Elsewhere, optimism seeps through Dallas's roster, some of which indirectly falls on the rookie Smith's raw shoulders. That's unsettling, for sure, but it's also a morale boost. The ninth overall pick in this year's draft, Smith is a dynamic torpedo whose near-mythical athleticism has drawn frequent comparisons to reigning MVP and scoring champion Russell Westbrook. He's a strong Rookie of the Year candidate with enough potential to eventually assume the torch Nowitzki carried for 20 years.
But that's the future. Until then, rookies are rookies, and Smith will have to conquer a steep learning curve at the league's most competitive position.
The big question: Will Carlisle unhitch himself from a tendency to drill-instruct every possession? The Mavs finished with a higher three-point rate than the Golden State Warriors while making outside shots at about a league-average clip last season (that's good), but they were also 29th in pace and, according to Synergy Sports, posted the 27th most efficient attack in transition (that's bad).
If Carlisle lets Smith play with freedom, his strengths should translate to the NBA and add new dimensions to Dallas's sluggish methods. The Mavericks finally have someone who can push off opposing misses and slice a backpedaling defense before it knows what hit it. He'll create opportunities, and his influence will pop up in teammates' numbers more so than his own.
Older guards like J.J. Barea, 33, and Devin Harris, 34, will be more spry in reduced minutes off the bench, as Smith, Seth Curry, and Yogi Ferrell can provide more playmaking and scoring options in vigorous spurts. The latter two no longer sparkle, but they're reliable and competent.
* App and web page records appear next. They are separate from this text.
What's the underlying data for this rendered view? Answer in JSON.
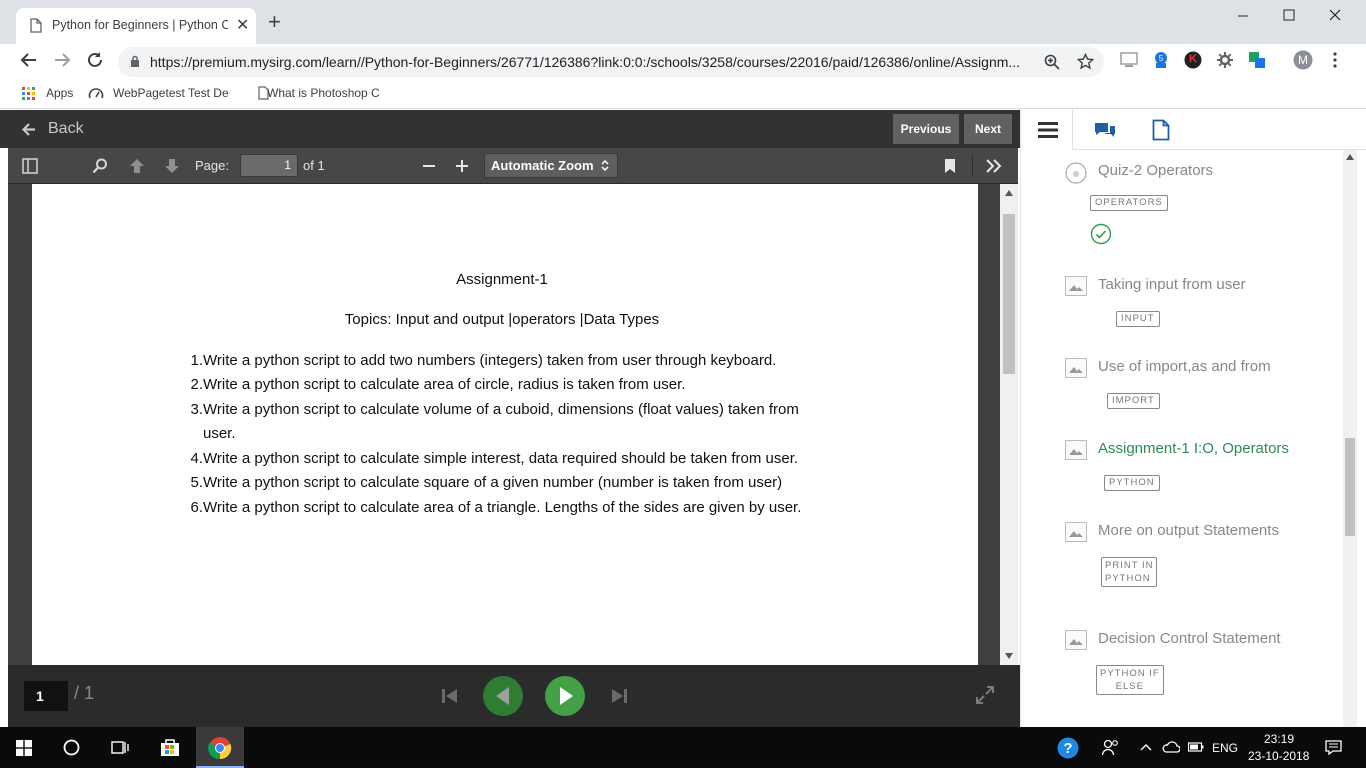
{
  "browser": {
    "tab_title": "Python for Beginners | Python Co",
    "url": "https://premium.mysirg.com/learn//Python-for-Beginners/26771/126386?link:0:0:/schools/3258/courses/22016/paid/126386/online/Assignm...",
    "bookmarks": [
      "Apps",
      "WebPagetest Test De",
      "What is Photoshop C"
    ],
    "profile_initial": "M",
    "ext_k_initial": "K"
  },
  "lms": {
    "back_label": "Back",
    "prev_label": "Previous",
    "next_label": "Next"
  },
  "pdf_toolbar": {
    "page_label": "Page:",
    "page_value": "1",
    "page_of": "of 1",
    "zoom": "Automatic Zoom"
  },
  "document": {
    "title": "Assignment-1",
    "topics": "Topics: Input and output |operators |Data Types",
    "questions": [
      {
        "n": "1.",
        "text": "Write a python script to add two numbers (integers) taken from user through keyboard."
      },
      {
        "n": "2.",
        "text": "Write a python script to calculate area of circle, radius is taken from user."
      },
      {
        "n": "3.",
        "text": "Write a python script to calculate volume of a cuboid, dimensions (float values) taken from"
      },
      {
        "n": "",
        "text": "user."
      },
      {
        "n": "4.",
        "text": "Write a python script to calculate simple interest, data required should be taken from user."
      },
      {
        "n": "5.",
        "text": "Write a python script to calculate square of a given number (number is taken from user)"
      },
      {
        "n": "6.",
        "text": "Write a python script to calculate area of a triangle. Lengths of the sides are given by user."
      }
    ]
  },
  "bottom": {
    "page_current": "1",
    "page_total": "/ 1"
  },
  "sidebar": {
    "items": [
      {
        "title": "Quiz-2 Operators",
        "tags": [
          "OPERATORS"
        ],
        "icon": "quiz-icon",
        "completed": true,
        "active": false
      },
      {
        "title": "Taking input from user",
        "tags": [
          "INPUT"
        ],
        "icon": "image-icon",
        "completed": false,
        "active": false
      },
      {
        "title": "Use of import,as and from",
        "tags": [
          "IMPORT"
        ],
        "icon": "image-icon",
        "completed": false,
        "active": false
      },
      {
        "title": "Assignment-1 I:O, Operators",
        "tags": [
          "PYTHON"
        ],
        "icon": "image-icon",
        "completed": false,
        "active": true
      },
      {
        "title": "More on output Statements",
        "tags": [
          "PRINT IN",
          "PYTHON"
        ],
        "icon": "image-icon",
        "completed": false,
        "active": false
      },
      {
        "title": "Decision Control Statement",
        "tags": [
          "PYTHON IF",
          "ELSE"
        ],
        "icon": "image-icon",
        "completed": false,
        "active": false
      }
    ],
    "active_color": "#2e8b57"
  },
  "taskbar": {
    "language": "ENG",
    "time": "23:19",
    "date": "23-10-2018"
  }
}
Looking higher on the team's pecking order, Barnes's role will never be as specific as it was in Golden State, but the Mavs have surrounded him with personnel who can broaden his repertoire beyond the iso face-ups and inefficient long twos he harnessed last season. Two years ago, one out of every five of his points came on a fast break. Last year, it was one out of every 20.
We should expect natural improvement from a player who was only 24 in his first season as a go-to scorer. He'll spend even more time as a small-ball four and showcase some of the switchy versatility on the defensive end that made him such a valuable cog on the best regular-season team in history two years ago.
Dallas has lineups now that will lessen his individual burden and let him thrive in space, with Noel at the five, Matthews, Curry (who made 47 percent of his uncontested threes last year), and Smith. The Mavs' role players complement one another by either spacing the floor, diving through the paint, or drawing help defenders on the block. No one on the bench is worth writing home about, but their responsibilities will be tighter than last season.
Of all the teams positioned to fight for a playoff spot in the Western Conference this season, the Mavs are best equipped to exceed expectations. A lot is riding on Smith, but an All-Star appearance from the rookie isn't necessary—he just needs to loosen things up for everybody else by attacking the rim as often as he can. (Smith should be able to boost Dallas from having the second-lowest free-throw rate in the league, which they managed last season.) That, coupled with a better Barnes, a serviceable Matthews, an ascendant Noel, and Nowitzki donating whatever he has left could be enough for a surprise postseason appearance.
The odds are stacked against them, but Dallas has quietly assembled the ingredients of a dangerous team.